• _Data section_
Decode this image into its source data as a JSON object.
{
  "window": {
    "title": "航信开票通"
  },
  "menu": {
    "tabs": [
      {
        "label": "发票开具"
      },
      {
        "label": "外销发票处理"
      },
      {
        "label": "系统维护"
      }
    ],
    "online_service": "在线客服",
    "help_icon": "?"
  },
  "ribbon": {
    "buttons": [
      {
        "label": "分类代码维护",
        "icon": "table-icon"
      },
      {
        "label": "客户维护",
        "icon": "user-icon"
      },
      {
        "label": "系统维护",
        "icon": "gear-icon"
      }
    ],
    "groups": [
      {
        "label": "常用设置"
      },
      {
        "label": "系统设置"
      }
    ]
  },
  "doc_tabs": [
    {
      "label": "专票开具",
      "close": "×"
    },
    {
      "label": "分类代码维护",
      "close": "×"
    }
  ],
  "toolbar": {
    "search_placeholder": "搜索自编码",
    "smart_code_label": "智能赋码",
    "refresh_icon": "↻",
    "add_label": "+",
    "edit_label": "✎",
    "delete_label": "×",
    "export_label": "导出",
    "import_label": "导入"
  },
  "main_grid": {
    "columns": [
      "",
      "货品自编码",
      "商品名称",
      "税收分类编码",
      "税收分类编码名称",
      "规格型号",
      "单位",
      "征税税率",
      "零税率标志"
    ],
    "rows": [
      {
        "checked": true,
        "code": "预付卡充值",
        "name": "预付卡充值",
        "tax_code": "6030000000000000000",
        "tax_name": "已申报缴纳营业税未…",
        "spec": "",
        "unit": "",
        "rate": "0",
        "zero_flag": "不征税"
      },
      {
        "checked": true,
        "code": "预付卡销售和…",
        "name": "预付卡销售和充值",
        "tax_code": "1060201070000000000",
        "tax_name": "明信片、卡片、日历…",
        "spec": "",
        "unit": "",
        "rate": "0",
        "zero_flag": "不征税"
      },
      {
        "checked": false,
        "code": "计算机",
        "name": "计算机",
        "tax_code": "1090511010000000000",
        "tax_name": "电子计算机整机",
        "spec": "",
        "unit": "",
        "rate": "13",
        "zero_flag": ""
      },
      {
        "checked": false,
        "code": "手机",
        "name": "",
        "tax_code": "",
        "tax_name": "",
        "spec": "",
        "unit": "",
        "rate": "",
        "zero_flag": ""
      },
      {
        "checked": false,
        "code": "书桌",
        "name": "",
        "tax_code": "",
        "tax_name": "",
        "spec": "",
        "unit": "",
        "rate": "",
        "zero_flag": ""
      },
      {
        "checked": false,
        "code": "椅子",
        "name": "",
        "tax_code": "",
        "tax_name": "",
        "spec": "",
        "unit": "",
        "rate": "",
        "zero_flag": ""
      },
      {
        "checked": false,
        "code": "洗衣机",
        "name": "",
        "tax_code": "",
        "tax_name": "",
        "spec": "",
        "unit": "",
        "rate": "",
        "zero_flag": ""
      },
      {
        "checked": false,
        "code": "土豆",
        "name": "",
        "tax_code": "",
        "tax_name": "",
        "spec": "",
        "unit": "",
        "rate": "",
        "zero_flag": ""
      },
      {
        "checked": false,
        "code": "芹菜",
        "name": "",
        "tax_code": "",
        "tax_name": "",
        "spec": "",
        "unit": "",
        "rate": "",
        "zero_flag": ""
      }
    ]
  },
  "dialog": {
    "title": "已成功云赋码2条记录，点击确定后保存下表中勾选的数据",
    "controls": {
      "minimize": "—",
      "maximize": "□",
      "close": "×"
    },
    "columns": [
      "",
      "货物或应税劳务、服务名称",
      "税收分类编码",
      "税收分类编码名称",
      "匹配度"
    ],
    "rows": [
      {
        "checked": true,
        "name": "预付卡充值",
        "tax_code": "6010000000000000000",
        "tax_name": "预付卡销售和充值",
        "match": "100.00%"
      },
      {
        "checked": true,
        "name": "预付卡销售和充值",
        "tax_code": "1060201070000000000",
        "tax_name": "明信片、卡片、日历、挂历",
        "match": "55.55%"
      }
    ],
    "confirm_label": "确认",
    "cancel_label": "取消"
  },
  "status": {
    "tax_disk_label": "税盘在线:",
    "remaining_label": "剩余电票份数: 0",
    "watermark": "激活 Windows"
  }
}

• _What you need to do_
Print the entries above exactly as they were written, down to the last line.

• _Completed exercise_
Decode this image into its source data as a JSON object.
{
  "window": {
    "title": "航信开票通"
  },
  "menu": {
    "tabs": [
      {
        "label": "发票开具"
      },
      {
        "label": "外销发票处理"
      },
      {
        "label": "系统维护"
      }
    ],
    "online_service": "在线客服",
    "help_icon": "?"
  },
  "ribbon": {
    "buttons": [
      {
        "label": "分类代码维护",
        "icon": "table-icon"
      },
      {
        "label": "客户维护",
        "icon": "user-icon"
      },
      {
        "label": "系统维护",
        "icon": "gear-icon"
      }
    ],
    "groups": [
      {
        "label": "常用设置"
      },
      {
        "label": "系统设置"
      }
    ]
  },
  "doc_tabs": [
    {
      "label": "专票开具",
      "close": "×"
    },
    {
      "label": "分类代码维护",
      "close": "×"
    }
  ],
  "toolbar": {
    "search_placeholder": "搜索自编码",
    "smart_code_label": "智能赋码",
    "refresh_icon": "↻",
    "add_label": "+",
    "edit_label": "✎",
    "delete_label": "×",
    "export_label": "导出",
    "import_label": "导入"
  },
  "main_grid": {
    "columns": [
      "",
      "货品自编码",
      "商品名称",
      "税收分类编码",
      "税收分类编码名称",
      "规格型号",
      "单位",
      "征税税率",
      "零税率标志"
    ],
    "rows": [
      {
        "checked": true,
        "code": "预付卡充值",
        "name": "预付卡充值",
        "tax_code": "6030000000000000000",
        "tax_name": "已申报缴纳营业税未…",
        "spec": "",
        "unit": "",
        "rate": "0",
        "zero_flag": "不征税"
      },
      {
        "checked": true,
        "code": "预付卡销售和…",
        "name": "预付卡销售和充值",
        "tax_code": "1060201070000000000",
        "tax_name": "明信片、卡片、日历…",
        "spec": "",
        "unit": "",
        "rate": "0",
        "zero_flag": "不征税"
      },
      {
        "checked": false,
        "code": "计算机",
        "name": "计算机",
        "tax_code": "1090511010000000000",
        "tax_name": "电子计算机整机",
        "spec": "",
        "unit": "",
        "rate": "13",
        "zero_flag": ""
      },
      {
        "checked": false,
        "code": "手机",
        "name": "",
        "tax_code": "",
        "tax_name": "",
        "spec": "",
        "unit": "",
        "rate": "",
        "zero_flag": ""
      },
      {
        "checked": false,
        "code": "书桌",
        "name": "",
        "tax_code": "",
        "tax_name": "",
        "spec": "",
        "unit": "",
        "rate": "",
        "zero_flag": ""
      },
      {
        "checked": false,
        "code": "椅子",
        "name": "",
        "tax_code": "",
        "tax_name": "",
        "spec": "",
        "unit": "",
        "rate": "",
        "zero_flag": ""
      },
      {
        "checked": false,
        "code": "洗衣机",
        "name": "",
        "tax_code": "",
        "tax_name": "",
        "spec": "",
        "unit": "",
        "rate": "",
        "zero_flag": ""
      },
      {
        "checked": false,
        "code": "土豆",
        "name": "",
        "tax_code": "",
        "tax_name": "",
        "spec": "",
        "unit": "",
        "rate": "",
        "zero_flag": ""
      },
      {
        "checked": false,
        "code": "芹菜",
        "name": "",
        "tax_code": "",
        "tax_name": "",
        "spec": "",
        "unit": "",
        "rate": "",
        "zero_flag": ""
      }
    ]
  },
  "dialog": {
    "title": "已成功云赋码2条记录，点击确定后保存下表中勾选的数据",
    "controls": {
      "minimize": "—",
      "maximize": "□",
      "close": "×"
    },
    "columns": [
      "",
      "货物或应税劳务、服务名称",
      "税收分类编码",
      "税收分类编码名称",
      "匹配度"
    ],
    "rows": [
      {
        "checked": true,
        "name": "预付卡充值",
        "tax_code": "6010000000000000000",
        "tax_name": "预付卡销售和充值",
        "match": "100.00%"
      },
      {
        "checked": true,
        "name": "预付卡销售和充值",
        "tax_code": "1060201070000000000",
        "tax_name": "明信片、卡片、日历、挂历",
        "match": "55.55%"
      }
    ],
    "confirm_label": "确认",
    "cancel_label": "取消"
  },
  "status": {
    "tax_disk_label": "税盘在线:",
    "remaining_label": "剩余电票份数: 0",
    "watermark": "激活 Windows"
  }
}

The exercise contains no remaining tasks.